For pastel painter Michele Poirier-Mozzone, water is the ultimate muse. It is her gateway to endless explorations of the human figure, color, pattern and line. It is also her physical reminder of the passage of time. “I started out trying to capture that moment in time—thinking about how quickly the water changes, light changes and my daughters were changing,” she says. “Now it’s less about my daughters and more about life in general.”

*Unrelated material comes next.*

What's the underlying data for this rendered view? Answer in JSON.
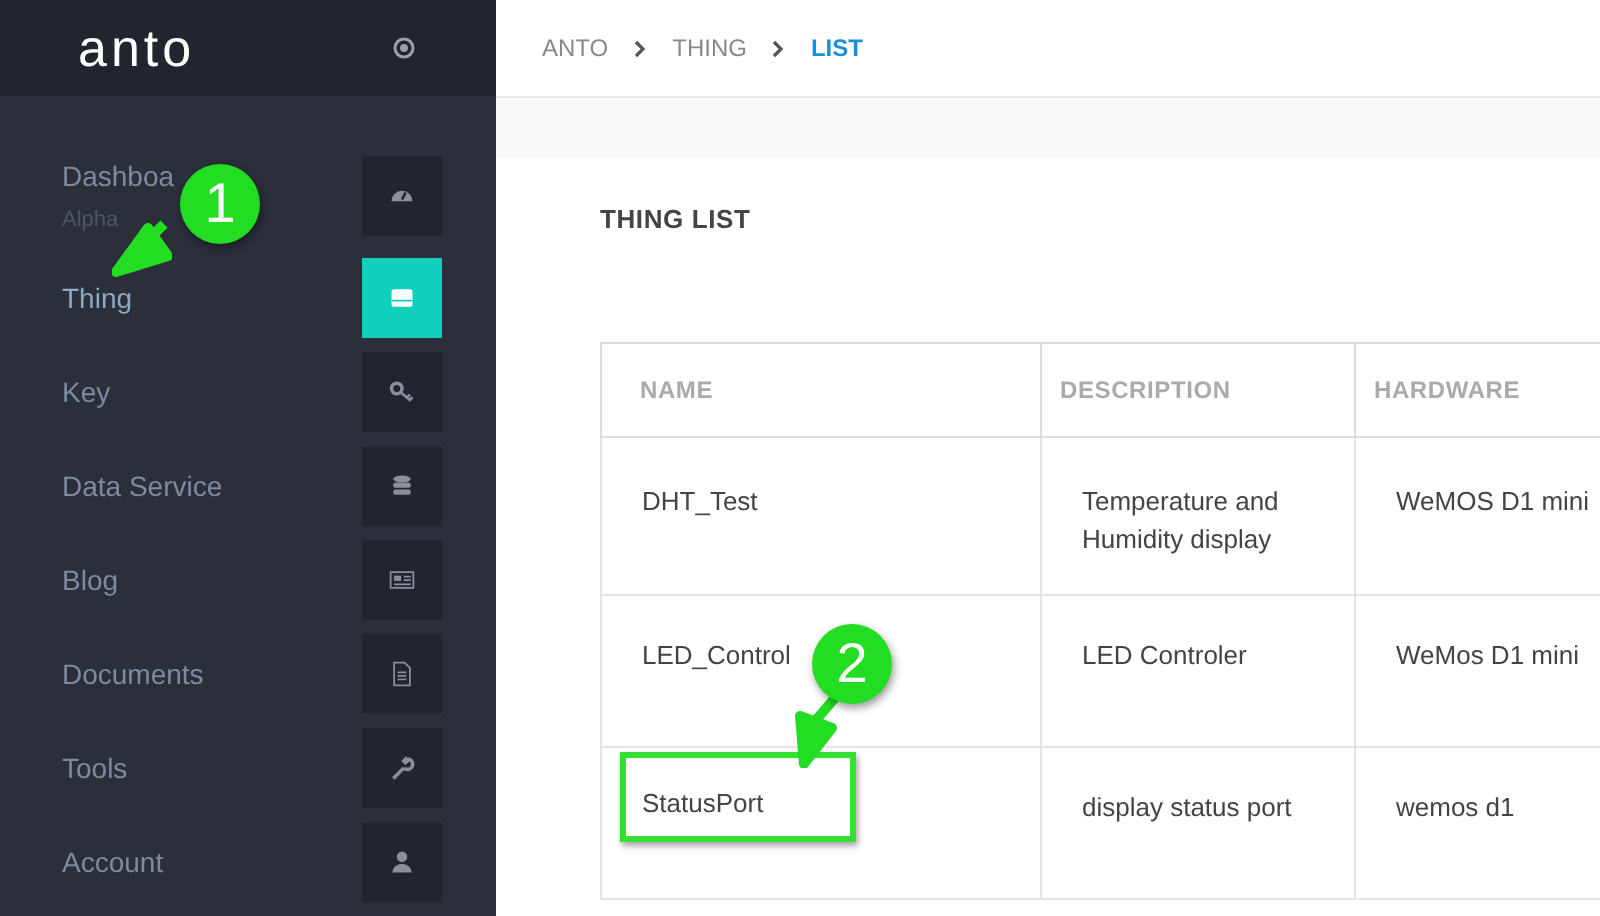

Water came to Poirier-Mozzone’s rescue when, back in 2012, she was stuck in a creative rut. “I had been painting still lifes and portraits, which were fun, but I didn’t know what direction to go in,” she recalls. “One day, my daughter was swimming in the pool. It was beautiful how the water distorted her figure and the ribbons of light on the water.” At the time, the artist had a series of abstract pieces that just weren’t working. “I thought, what if I superimposed the figure over these unsuccessful paintings?” Bingo. Five years later, the mystery of how light reflects and refracts off skin, sky and just about any surface still captivates her imagination. She has been working on the same body of work, entitled “Fractured Light,” ever since.
Poirier-Mozzone uses a GoPro camera to shoot underwater reference photos as her jumping-off point. “In the photos, everything is blue, so with each one, I try to veer off from the plain blue,” she explains. “Sometimes I do a color study, and other times I just go intuitively.”
A native of Taunton, Poirier-Mozzone received her Bachelor of Fine Arts degree from Emmanuel College in Boston and worked in watercolors for many years. About six years ago, an artist friend introduced her to pastels. She now incorporates both media into her pieces, starting with a watercolor wash as an underpainting and then adding pastels. “I love the contrast between the watery watercolor and the velvety pastels on top.”
Poirier-Mozzone lives with her family in Rehoboth but summers in Falmouth, where her husband spent summers as a child. “We have a lot of great memories taking our kids to Old Silver Beach,” she says. “It’s such a special place for us.”
Michele Poirier-Mozzone is represented by Gallery Artrio, 50 Pearl Street, Hyannis; and ArtProv Gallery, 150 Chestnut Street, Providence, Rhode Island. Her work can be seen online at poirier-mozzone.com.
She will be in a two-person show titled “Refraction” with her daughter, Lydia Mozzone, at the Cultural Center of Cape Cod in South Yarmouth from August 8-27.